This person who has made it all the way out of the cave has acquired more complete knowledge about the reality of the world.

Rejection of Enlightenment

Will this newly enlightened person not remember his former companions still in the cave? Plato suggests he indeed will. When he returns to the cave, though, he will have a difficult time seeing because the cave is relatively dark, and his eyes have adjusted to the brightness outside the cave. When he returns he will stagger until his eyes can readjust. Socrates suggest that, “Men would say of him that up he went and down he came without his eyes; and that it was better not even to think of ascending.” Not only would the people who never left the cave be afraid to leave, they would “put to death” anyone who tried to force others to leave the cave.

So, what does this all mean? Socrates explains

the prison-house is the world of sight, the light of the fire is the sun, and you will not misapprehend me if you interpret the journey upwards to be the ascent of the soul into the intellectual world . . . my opinion is that in the world of knowledge the idea of good appears last of all and is seen only with an effort; and, when seen, is also inferred to be the universal author of all things beautiful and right, parent of light and the lord of light in this visible world, and the immediate source of reason and truth in the intellectual; and that this is the power upon which he who would act rationally either in public or private life must have his eye fixed.

He continues to note that ones who have been so enlightened “are unwilling to descend into human affairs; for their souls are ever hastening into the upper world where they desire to dwell. . .”

So, where does this leave us? Note that most people were unwilling to pursue the path out of the cave. Most people are unwilling to pursue enlightenment. There is a bit of an elitist undertone to the Allegory of the Cave; for instance, the enlightened philosopher is now above the concerns of the common people. Only the worthy are able to achieve a truer understanding of reality. Plato is a philosopher, and it may be no surprise that he sees a special elevated role for the philosopher in society.

Lessons from the Allegory of the Cave

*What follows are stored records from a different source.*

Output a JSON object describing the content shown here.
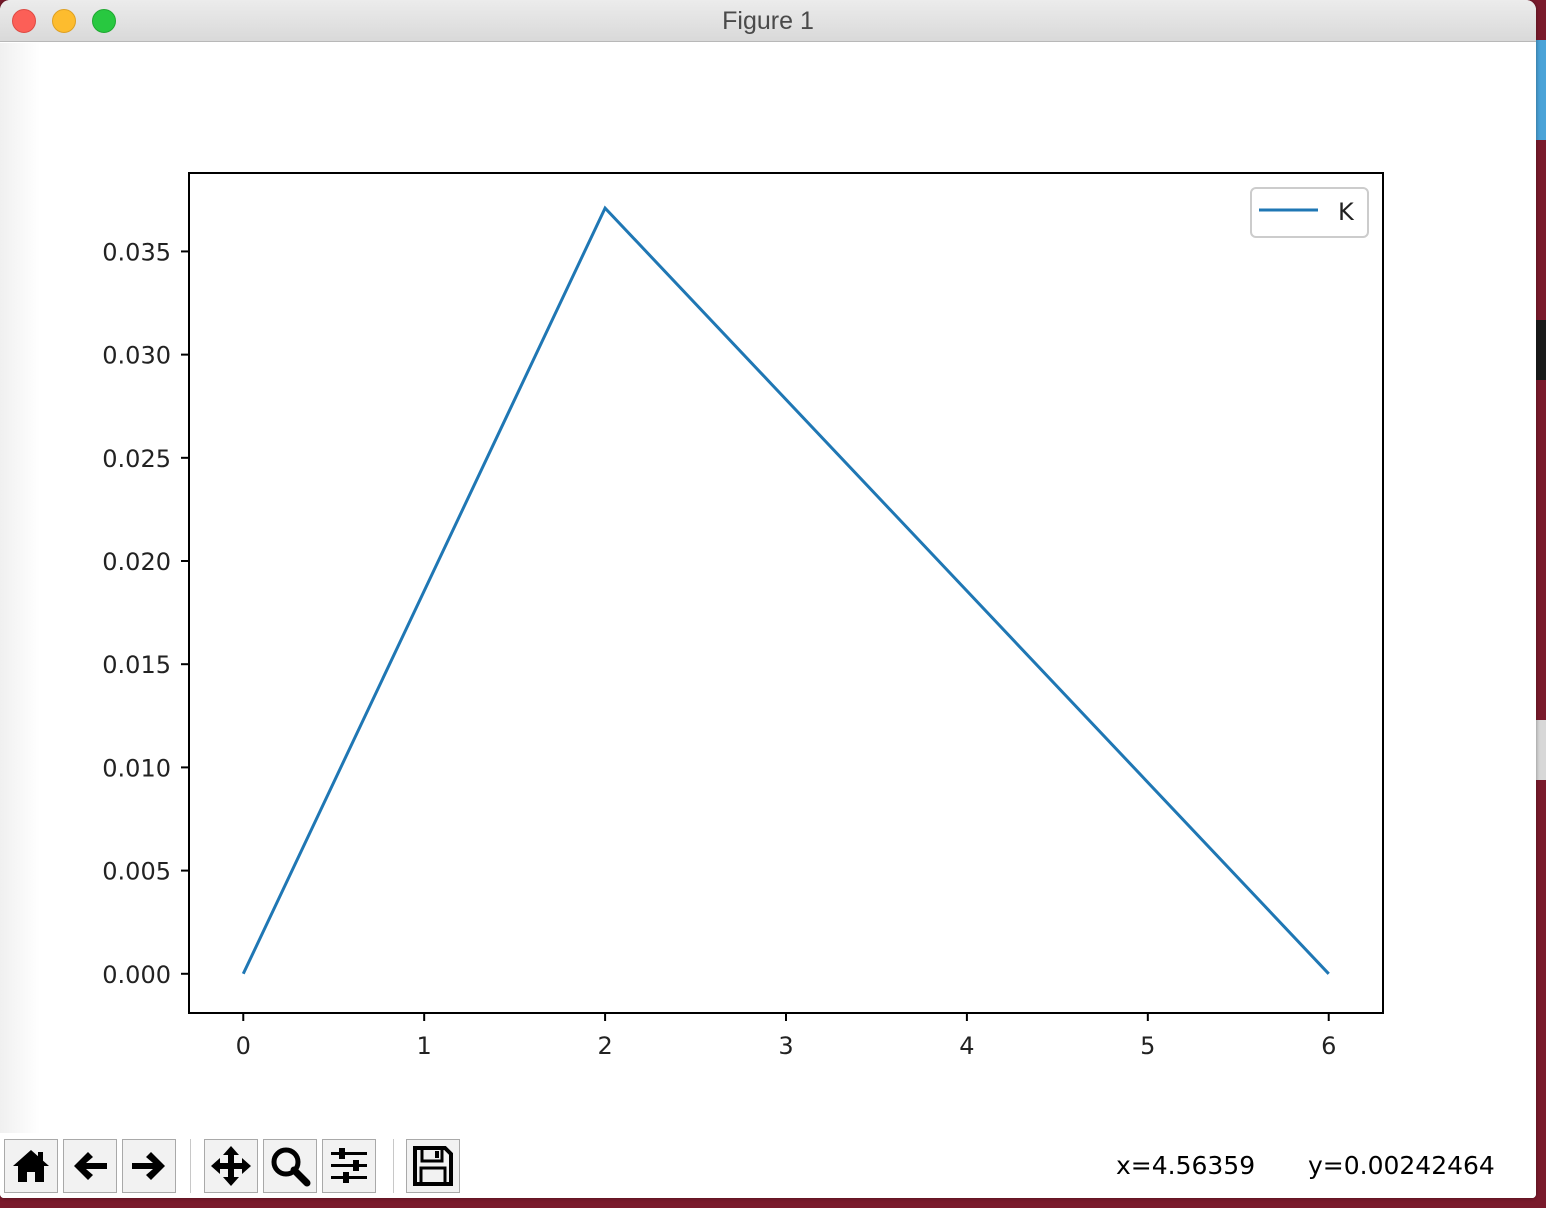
{
  "window": {
    "title": "Figure 1"
  },
  "toolbar": {
    "buttons": [
      {
        "name": "home-button",
        "icon": "home-icon"
      },
      {
        "name": "back-button",
        "icon": "arrow-left-icon"
      },
      {
        "name": "forward-button",
        "icon": "arrow-right-icon"
      },
      {
        "name": "pan-button",
        "icon": "move-icon"
      },
      {
        "name": "zoom-button",
        "icon": "magnifier-icon"
      },
      {
        "name": "configure-subplots-button",
        "icon": "sliders-icon"
      },
      {
        "name": "save-button",
        "icon": "floppy-disk-icon"
      }
    ],
    "x_readout": "x=4.56359",
    "y_readout": "y=0.00242464"
  },
  "chart_data": {
    "type": "line",
    "title": "",
    "xlabel": "",
    "ylabel": "",
    "xlim": [
      -0.3,
      6.3
    ],
    "ylim": [
      -0.0019,
      0.0388
    ],
    "xticks": [
      0,
      1,
      2,
      3,
      4,
      5,
      6
    ],
    "xtick_labels": [
      "0",
      "1",
      "2",
      "3",
      "4",
      "5",
      "6"
    ],
    "yticks": [
      0.0,
      0.005,
      0.01,
      0.015,
      0.02,
      0.025,
      0.03,
      0.035
    ],
    "ytick_labels": [
      "0.000",
      "0.005",
      "0.010",
      "0.015",
      "0.020",
      "0.025",
      "0.030",
      "0.035"
    ],
    "grid": false,
    "legend_position": "top-right",
    "series": [
      {
        "name": "K",
        "color": "#1f77b4",
        "x": [
          0,
          2,
          6
        ],
        "y": [
          0.0,
          0.0371,
          0.0
        ]
      }
    ]
  }
}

What else can we learn from the Allegory of the Cave? The allegory illustrates a number of things.

The masses may be indeed be disillusioned. Just because “everyone knows,” something doesn’t mean it is true. We may be looking at a mere shadow of reality. To some degree, in fact, this is certainly true. We do not have perfect knowledge of anything. The people in the cave see shadows on the wall. Even from sitting in different positions in the cave, the perception of the shadows will be different for different people.

Enlightenment takes work. It may even involve pain. Enlightenment does not come by just waiting for it to happen. What does this work look like and how might it be painful? In the allegory, the pain came from the brightness of the light (the previously unknown knowledge). For us, the pain may come in confronting our own errors. It may come in developing a willingness to pursue truth over your current opinion. Enlightenment must include a willingness to reject your own ideas that are wrong and to adopt right ideas.

We believe that there is an objective reality. We believe that our perceptions of reality are fallible. While we may correctly see some aspects of reality, our perception is still partial. While we may see reality from one side, another person may see the same reality from another side. Both may be right about what they see, but they would also be incomplete or wrong in what they don’t see. It is also possible that both are completely wrong. We should be seeking not to reject objective reality (there really is not an apparent workable alternative), but to seek it.